Task to carry out = Among the entries below, find the lines with "button" and copy them.

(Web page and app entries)

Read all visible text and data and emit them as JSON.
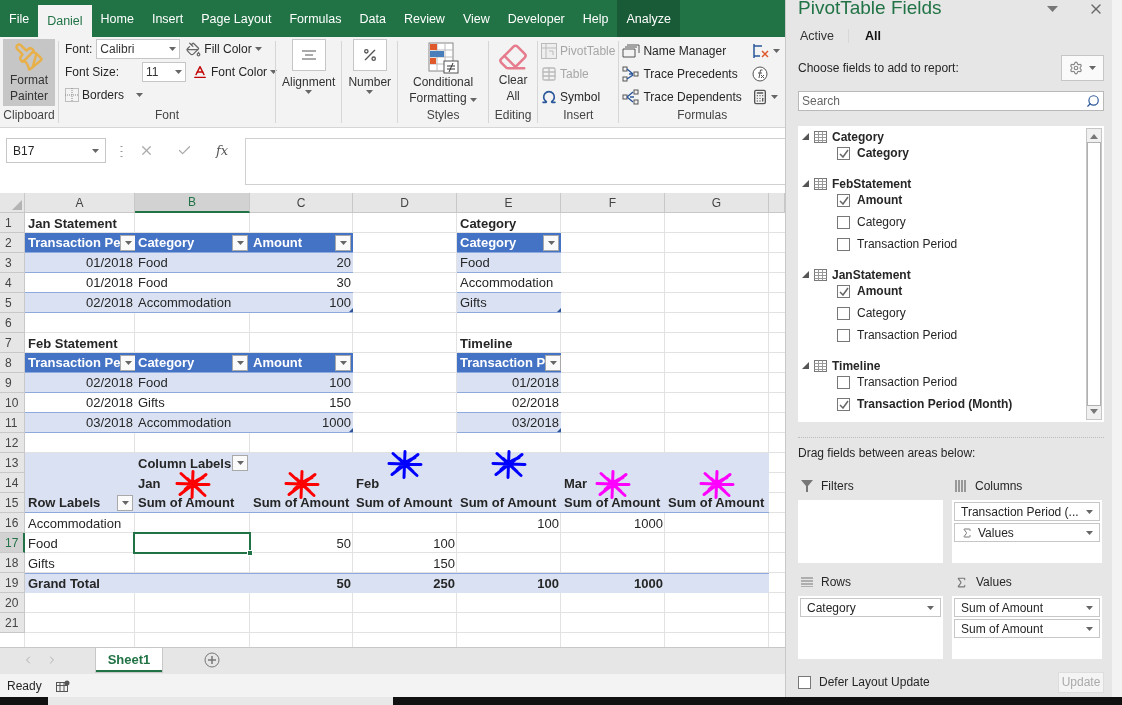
{
  "ribbon": {
    "tabs": [
      {
        "label": "File",
        "selected": false,
        "kind": "normal"
      },
      {
        "label": "Daniel",
        "selected": true,
        "kind": "normal"
      },
      {
        "label": "Home",
        "selected": false,
        "kind": "normal"
      },
      {
        "label": "Insert",
        "selected": false,
        "kind": "normal"
      },
      {
        "label": "Page Layout",
        "selected": false,
        "kind": "normal"
      },
      {
        "label": "Formulas",
        "selected": false,
        "kind": "normal"
      },
      {
        "label": "Data",
        "selected": false,
        "kind": "normal"
      },
      {
        "label": "Review",
        "selected": false,
        "kind": "normal"
      },
      {
        "label": "View",
        "selected": false,
        "kind": "normal"
      },
      {
        "label": "Developer",
        "selected": false,
        "kind": "normal"
      },
      {
        "label": "Help",
        "selected": false,
        "kind": "normal"
      },
      {
        "label": "Analyze",
        "selected": false,
        "kind": "contextual"
      }
    ],
    "clipboard": {
      "label": "Clipboard",
      "button": "Format Painter",
      "pressed": true
    },
    "font": {
      "label": "Font",
      "font_label": "Font:",
      "font_value": "Calibri",
      "size_label": "Font Size:",
      "size_value": "11",
      "fill_color": "Fill Color",
      "font_color": "Font Color",
      "borders": "Borders"
    },
    "alignment": "Alignment",
    "number": "Number",
    "styles": {
      "label": "Styles",
      "button": "Conditional Formatting"
    },
    "editing": {
      "label": "Editing",
      "button": "Clear All"
    },
    "insert": {
      "label": "Insert",
      "items": [
        {
          "label": "PivotTable",
          "disabled": true,
          "kind": "pivot"
        },
        {
          "label": "Table",
          "disabled": true,
          "kind": "table"
        },
        {
          "label": "Symbol",
          "disabled": false,
          "kind": "symbol"
        }
      ]
    },
    "formulas": {
      "label": "Formulas",
      "items": [
        {
          "label": "Name Manager",
          "kind": "names"
        },
        {
          "label": "Trace Precedents",
          "kind": "precedents"
        },
        {
          "label": "Trace Dependents",
          "kind": "dependents"
        }
      ]
    }
  },
  "formula_bar": {
    "name_box": "B17",
    "function_label": "fx"
  },
  "sheet": {
    "columns": [
      {
        "label": "A",
        "selected": false
      },
      {
        "label": "B",
        "selected": true
      },
      {
        "label": "C",
        "selected": false
      },
      {
        "label": "D",
        "selected": false
      },
      {
        "label": "E",
        "selected": false
      },
      {
        "label": "F",
        "selected": false
      },
      {
        "label": "G",
        "selected": false
      }
    ],
    "rows": [
      {
        "number": "1",
        "selected": false,
        "kind": "plain",
        "cells": [
          {
            "kind": "title",
            "text": "Jan Statement"
          },
          null,
          null,
          null,
          {
            "kind": "title",
            "text": "Category"
          }
        ]
      },
      {
        "number": "2",
        "selected": false,
        "kind": "plain",
        "cells": [
          {
            "kind": "header",
            "text": "Transaction Pe",
            "filter": true
          },
          {
            "kind": "header",
            "text": "Category",
            "filter": true
          },
          {
            "kind": "header",
            "text": "Amount",
            "filter": true
          },
          null,
          {
            "kind": "header",
            "text": "Category",
            "filter": true
          }
        ]
      },
      {
        "number": "3",
        "selected": false,
        "kind": "table-band",
        "cells": [
          {
            "kind": "table-number",
            "text": "01/2018"
          },
          {
            "kind": "table-text",
            "text": "Food"
          },
          {
            "kind": "table-number",
            "text": "20"
          },
          null,
          {
            "kind": "table-text",
            "text": "Food"
          }
        ]
      },
      {
        "number": "4",
        "selected": false,
        "kind": "plain",
        "cells": [
          {
            "kind": "table-number",
            "text": "01/2018"
          },
          {
            "kind": "table-text",
            "text": "Food"
          },
          {
            "kind": "table-number",
            "text": "30"
          },
          null,
          {
            "kind": "table-text",
            "text": "Accommodation"
          }
        ]
      },
      {
        "number": "5",
        "selected": false,
        "kind": "table-band",
        "cells": [
          {
            "kind": "table-number",
            "text": "02/2018"
          },
          {
            "kind": "table-text",
            "text": "Accommodation"
          },
          {
            "kind": "table-number",
            "text": "100",
            "corner": true
          },
          null,
          {
            "kind": "table-text",
            "text": "Gifts",
            "corner": true
          }
        ]
      },
      {
        "number": "6",
        "selected": false,
        "kind": "plain"
      },
      {
        "number": "7",
        "selected": false,
        "kind": "plain",
        "cells": [
          {
            "kind": "title",
            "text": "Feb Statement"
          },
          null,
          null,
          null,
          {
            "kind": "title",
            "text": "Timeline"
          }
        ]
      },
      {
        "number": "8",
        "selected": false,
        "kind": "plain",
        "cells": [
          {
            "kind": "header",
            "text": "Transaction Pe",
            "filter": true
          },
          {
            "kind": "header",
            "text": "Category",
            "filter": true
          },
          {
            "kind": "header",
            "text": "Amount",
            "filter": true
          },
          null,
          {
            "kind": "header",
            "text": "Transaction P",
            "filter": true
          }
        ]
      },
      {
        "number": "9",
        "selected": false,
        "kind": "table-band",
        "cells": [
          {
            "kind": "table-number",
            "text": "02/2018"
          },
          {
            "kind": "table-text",
            "text": "Food"
          },
          {
            "kind": "table-number",
            "text": "100"
          },
          null,
          {
            "kind": "table-number",
            "text": "01/2018"
          }
        ]
      },
      {
        "number": "10",
        "selected": false,
        "kind": "plain",
        "cells": [
          {
            "kind": "table-number",
            "text": "02/2018"
          },
          {
            "kind": "table-text",
            "text": "Gifts"
          },
          {
            "kind": "table-number",
            "text": "150"
          },
          null,
          {
            "kind": "table-number",
            "text": "02/2018"
          }
        ]
      },
      {
        "number": "11",
        "selected": false,
        "kind": "table-band",
        "cells": [
          {
            "kind": "table-number",
            "text": "03/2018"
          },
          {
            "kind": "table-text",
            "text": "Accommodation"
          },
          {
            "kind": "table-number",
            "text": "1000",
            "corner": true
          },
          null,
          {
            "kind": "table-number",
            "text": "03/2018",
            "corner": true
          }
        ]
      },
      {
        "number": "12",
        "selected": false,
        "kind": "plain"
      },
      {
        "number": "13",
        "selected": false,
        "kind": "pivot",
        "cells": [
          null,
          {
            "kind": "pivot-head",
            "text": "Column Labels",
            "filter": true
          },
          null,
          {
            "kind": "pivot-head",
            "color": "#0000ff"
          },
          {
            "kind": "pivot-head",
            "color": "#0000ff"
          }
        ]
      },
      {
        "number": "14",
        "selected": false,
        "kind": "pivot",
        "cells": [
          null,
          {
            "kind": "pivot-head",
            "text": "Jan",
            "color": "#ff0000"
          },
          {
            "kind": "pivot-head",
            "color": "#ff0000"
          },
          {
            "kind": "pivot-head",
            "text": "Feb"
          },
          null,
          {
            "kind": "pivot-head",
            "text": "Mar",
            "color": "#ff00ff"
          },
          {
            "kind": "pivot-head",
            "color": "#ff00ff"
          }
        ]
      },
      {
        "number": "15",
        "selected": false,
        "kind": "pivot-edge",
        "cells": [
          {
            "kind": "pivot-head",
            "text": "Row Labels",
            "filter": true
          },
          {
            "kind": "pivot-head",
            "text": "Sum of Amount"
          },
          {
            "kind": "pivot-head",
            "text": "Sum of Amount"
          },
          {
            "kind": "pivot-head",
            "text": "Sum of Amount"
          },
          {
            "kind": "pivot-head",
            "text": "Sum of Amount"
          },
          {
            "kind": "pivot-head",
            "text": "Sum of Amount"
          },
          {
            "kind": "pivot-head",
            "text": "Sum of Amount"
          }
        ]
      },
      {
        "number": "16",
        "selected": false,
        "kind": "plain",
        "cells": [
          {
            "kind": "pivot-text",
            "text": "Accommodation"
          },
          null,
          null,
          null,
          {
            "kind": "pivot-number",
            "text": "100"
          },
          {
            "kind": "pivot-number",
            "text": "1000"
          }
        ]
      },
      {
        "number": "17",
        "selected": true,
        "kind": "plain",
        "cells": [
          {
            "kind": "pivot-text",
            "text": "Food"
          },
          null,
          {
            "kind": "pivot-number",
            "text": "50"
          },
          {
            "kind": "pivot-number",
            "text": "100"
          }
        ]
      },
      {
        "number": "18",
        "selected": false,
        "kind": "plain",
        "cells": [
          {
            "kind": "pivot-text",
            "text": "Gifts"
          },
          null,
          null,
          {
            "kind": "pivot-number",
            "text": "150"
          }
        ]
      },
      {
        "number": "19",
        "selected": false,
        "kind": "pivot-total",
        "cells": [
          {
            "kind": "total-text",
            "text": "Grand Total"
          },
          null,
          {
            "kind": "total-number",
            "text": "50"
          },
          {
            "kind": "total-number",
            "text": "250"
          },
          {
            "kind": "total-number",
            "text": "100"
          },
          {
            "kind": "total-number",
            "text": "1000"
          }
        ]
      },
      {
        "number": "20",
        "selected": false,
        "kind": "plain"
      },
      {
        "number": "21",
        "selected": false,
        "kind": "plain"
      }
    ]
  },
  "sheet_tabs": [
    {
      "label": "Sheet1",
      "selected": true
    }
  ],
  "status_bar": {
    "text": "Ready"
  },
  "pivot_panel": {
    "title": "PivotTable Fields",
    "tabs": [
      {
        "label": "Active",
        "selected": false
      },
      {
        "label": "All",
        "selected": true
      }
    ],
    "prompt": "Choose fields to add to report:",
    "search": {
      "placeholder": "Search"
    },
    "tables": [
      {
        "name": "Category",
        "expanded": true,
        "children": [
          {
            "name": "Category",
            "checked": true
          }
        ]
      },
      {
        "name": "FebStatement",
        "expanded": true,
        "children": [
          {
            "name": "Amount",
            "checked": true
          },
          {
            "name": "Category",
            "checked": false
          },
          {
            "name": "Transaction Period",
            "checked": false
          }
        ]
      },
      {
        "name": "JanStatement",
        "expanded": true,
        "children": [
          {
            "name": "Amount",
            "checked": true
          },
          {
            "name": "Category",
            "checked": false
          },
          {
            "name": "Transaction Period",
            "checked": false
          }
        ]
      },
      {
        "name": "Timeline",
        "expanded": true,
        "children": [
          {
            "name": "Transaction Period",
            "checked": false
          },
          {
            "name": "Transaction Period (Month)",
            "checked": true
          }
        ]
      }
    ],
    "areas_prompt": "Drag fields between areas below:",
    "areas": [
      {
        "kind": "filters",
        "label": "Filters"
      },
      {
        "kind": "columns",
        "label": "Columns",
        "items": [
          {
            "label": "Transaction Period (...",
            "kind": "field"
          },
          {
            "label": "Values",
            "kind": "values"
          }
        ]
      },
      {
        "kind": "rows",
        "label": "Rows",
        "items": [
          {
            "label": "Category",
            "kind": "field"
          }
        ]
      },
      {
        "kind": "values",
        "label": "Values",
        "items": [
          {
            "label": "Sum of Amount",
            "kind": "field"
          },
          {
            "label": "Sum of Amount",
            "kind": "field"
          }
        ]
      }
    ],
    "defer": {
      "label": "Defer Layout Update",
      "checked": false
    },
    "update": {
      "label": "Update",
      "disabled": true
    }
  }
}
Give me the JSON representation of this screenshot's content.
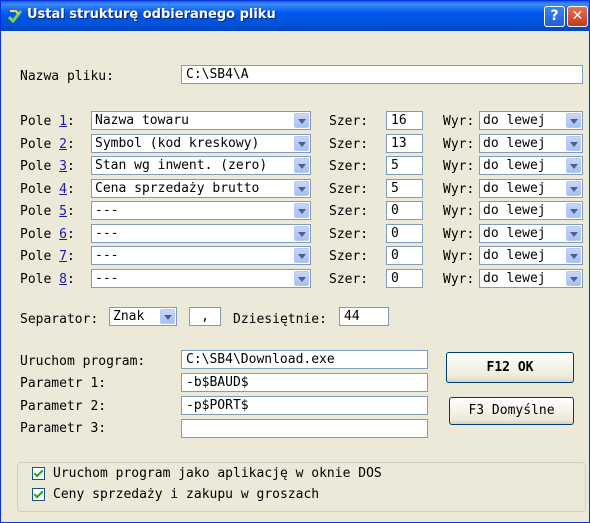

Response area =
      "button": "Format Painter",
      "button": "Conditional Formatting"
      "button": "Clear All"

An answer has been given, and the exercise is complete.